The Leica Q is a mirrorless camera. It’s much smaller than my Nikon D810, that’s for sure, but it’s not what I’d call a compact camera. Unlike some of the other comparable mirrorless cameras, it really doesn’t fit in your pocket, especially if you have the lens hood on. With that said, it’s more than half the weight of my Nikon, which comes in at a whopping 5.7lbs with the 40mm fixed Nikkor lens. Size and weight matter a lot when you are hiking. For what I am getting with the Q, I’m ok with it. Hey, after all, it has a full frame sensor shoved inside its magnesium and aluminum body!
It’s disappointing that I can’t charge the battery via a USB cable connected to the cable. I’m hoping a future firmware update supports this. For now, I have to carry the battery charger. My advice, leave the overly long power cable at home though and save a few ounces by repurposing your laptop power adapter for true MacGyver style charging.
The wifi capability has really come in handy. Make sure that you set the camera to shoot DNG + JPEG as the wifi transfer to your phone only supports transfer JPEG. This makes sense due to the size of the DNG files, but it took me a while to work out why I couldn’t see any photos to transfer. I could never get the backup setting to show any files. I had to use the remote camera setting for the app on the phone to connect and show me photos to transfer. It would have been nice to have an app for my Macbook too. Right now I have to transfer the photos to my phone, then send them to my laptop as a attachments to an iMessage. It works, but is kind of a pain.
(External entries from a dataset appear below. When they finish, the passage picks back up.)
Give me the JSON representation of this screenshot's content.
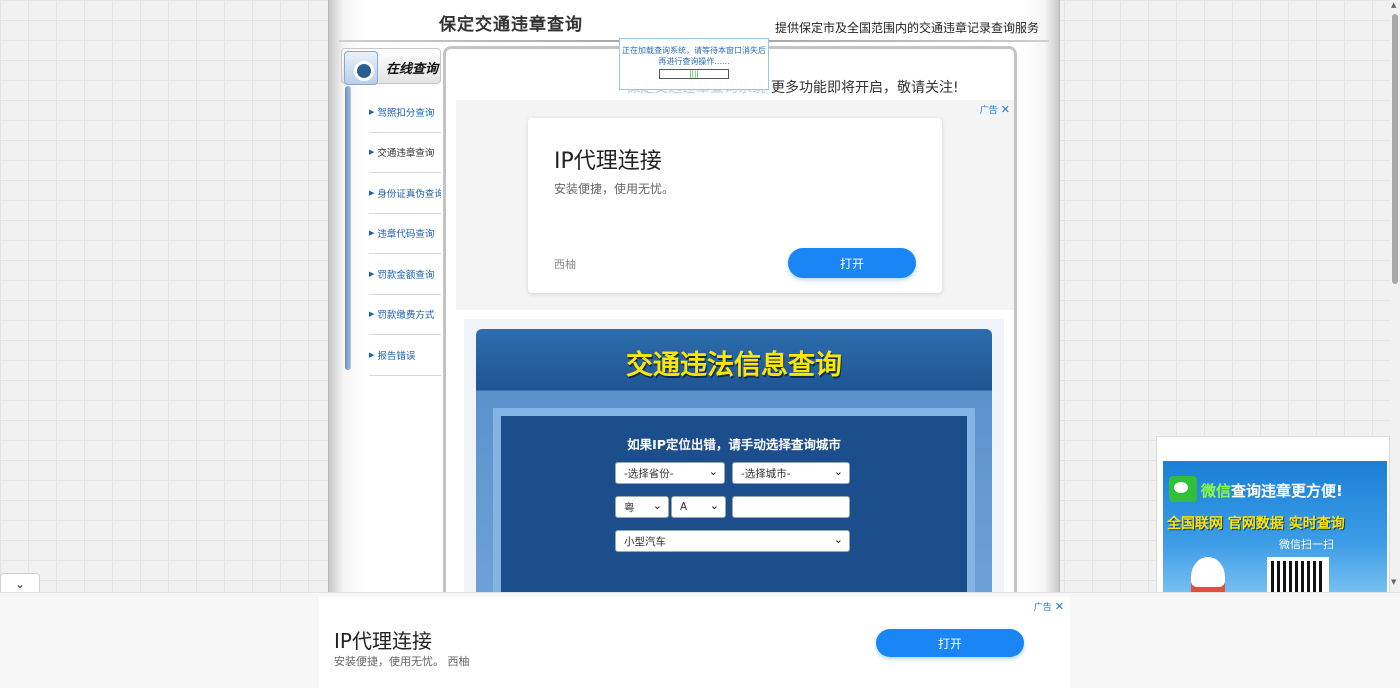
{
  "header": {
    "title": "保定交通违章查询",
    "subtitle": "提供保定市及全国范围内的交通违章记录查询服务"
  },
  "sidebar": {
    "title": "在线查询",
    "items": [
      {
        "label": "驾照扣分查询"
      },
      {
        "label": "交通违章查询"
      },
      {
        "label": "身份证真伪查询"
      },
      {
        "label": "违章代码查询"
      },
      {
        "label": "罚款金额查询"
      },
      {
        "label": "罚款缴费方式"
      },
      {
        "label": "报告错误"
      }
    ]
  },
  "notice": {
    "faded": "保定交通违章查询系统",
    "text": "更多功能即将开启，敬请关注!"
  },
  "loading_popup": {
    "text": "正在加载查询系统，请等待本窗口消失后再进行查询操作......",
    "bar": "||||"
  },
  "ad_top": {
    "tag": "广告",
    "close": "✕",
    "title": "IP代理连接",
    "desc": "安装便捷，使用无忧。",
    "brand": "西柚",
    "button": "打开"
  },
  "query": {
    "title": "交通违法信息查询",
    "prompt": "如果IP定位出错，请手动选择查询城市",
    "province_placeholder": "-选择省份-",
    "city_placeholder": "-选择城市-",
    "plate_prefix": "粤",
    "plate_letter": "A",
    "plate_number": "",
    "vehicle_type": "小型汽车"
  },
  "right_ad": {
    "line1_highlight": "微信",
    "line1_rest": "查询违章更方便!",
    "line2": "全国联网 官网数据 实时查询",
    "line3": "微信扫一扫"
  },
  "bottom_ad": {
    "tag": "广告",
    "close": "✕",
    "title": "IP代理连接",
    "desc": "安装便捷，使用无忧。 西柚",
    "button": "打开"
  },
  "collapse_button": "⌄",
  "colors": {
    "link_blue": "#1a5fb4",
    "query_title_yellow": "#ffe600",
    "button_blue": "#1a86f5"
  }
}
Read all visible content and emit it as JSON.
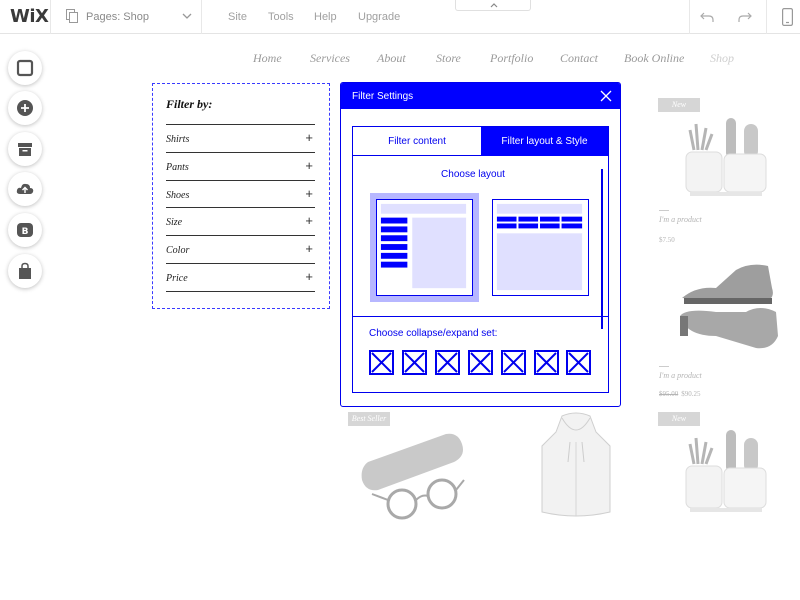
{
  "topbar": {
    "logo": "WiX",
    "pages_label": "Pages: Shop",
    "menu": [
      "Site",
      "Tools",
      "Help",
      "Upgrade"
    ]
  },
  "left_toolbar": [
    "pages-square-icon",
    "add-icon",
    "app-market-icon",
    "upload-icon",
    "blog-icon",
    "store-bag-icon"
  ],
  "site_nav": {
    "links": [
      "Home",
      "Services",
      "About",
      "Store",
      "Portfolio",
      "Contact",
      "Book Online",
      "Shop"
    ],
    "active": "Shop"
  },
  "filter_panel": {
    "title": "Filter by:",
    "items": [
      "Shirts",
      "Pants",
      "Shoes",
      "Size",
      "Color",
      "Price"
    ],
    "expand_symbol": "+"
  },
  "dialog": {
    "title": "Filter Settings",
    "tabs": [
      {
        "label": "Filter content",
        "selected": false
      },
      {
        "label": "Filter layout & Style",
        "selected": true
      }
    ],
    "choose_layout_label": "Choose layout",
    "layouts": [
      "sidebar-layout",
      "top-bar-layout"
    ],
    "selected_layout": 0,
    "collapse_label": "Choose collapse/expand set:",
    "collapse_option_count": 7
  },
  "products": {
    "badges": {
      "new": "New",
      "best_seller": "Best Seller"
    },
    "items": [
      {
        "name": "I'm a product",
        "price": "$7.50",
        "old_price": ""
      },
      {
        "name": "I'm a product",
        "price": "$90.25",
        "old_price": "$95.00"
      }
    ]
  },
  "colors": {
    "accent": "#0000ff",
    "accent_light": "#b7b7ff",
    "panel_fill": "#e0e0ff"
  }
}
Part of the pain is my fault. I travel with a Macbook, which frustratingly doesn’t provide a USB port. I can’t even plug my iPhone in without a separate adapter that, when going on a long hike, is one of the first things that gets the cut when I am shaving weight. (Unfortunately I have to bring the laptop as I often work on the road). The wifi transfer saves one cable that I have to bring, however, if the Q supported USB charging, I’d be bringing a USB cable anyway, so it’s kind of a wash. At least with the wifi capability, I can transfer jpegs whilst on the road to share.
Speaking of JPEGs, I’m still experimenting with in-camera JPEG settings. I always leave quality as high as possible (SD cards are cheap these days), and have set contrast and saturation to Low, and sharpness to Mid-High. I found the default contrast and saturation of Medium had a little too much pop for my taste. The JPEGs will be used for on-the-road sharing, so it’s not a big deal, and a quick change of the settings leaves me with photos of quality easily outstripping those of the DNG files from my RX100, and far superior to my iPhone 7. All of the photos in this article are unedited JPEGs directly out of the camera. If that doesn’t convince you how good the JPEG quality of the Leica Q is, the photos below gives a great comparison of iPhone 7 photo quality.
It takes time to learn all the nuances of a new camera, the Leica Q is no different. It’s a beautiful camera that creates exceptional photos, even when left in full auto mode. I’m still experimenting with the exact settings that suit my style. So many of the auto settings are just fantastic. The auto focus (after setting to back button focus) for example is lightning quick, but like many settings on the Leica, everything is just that much better with a little manual tweaking. The best thing about the Leica Q is just how much fun it make learning these settings. The camera is a pure joy to shoot with.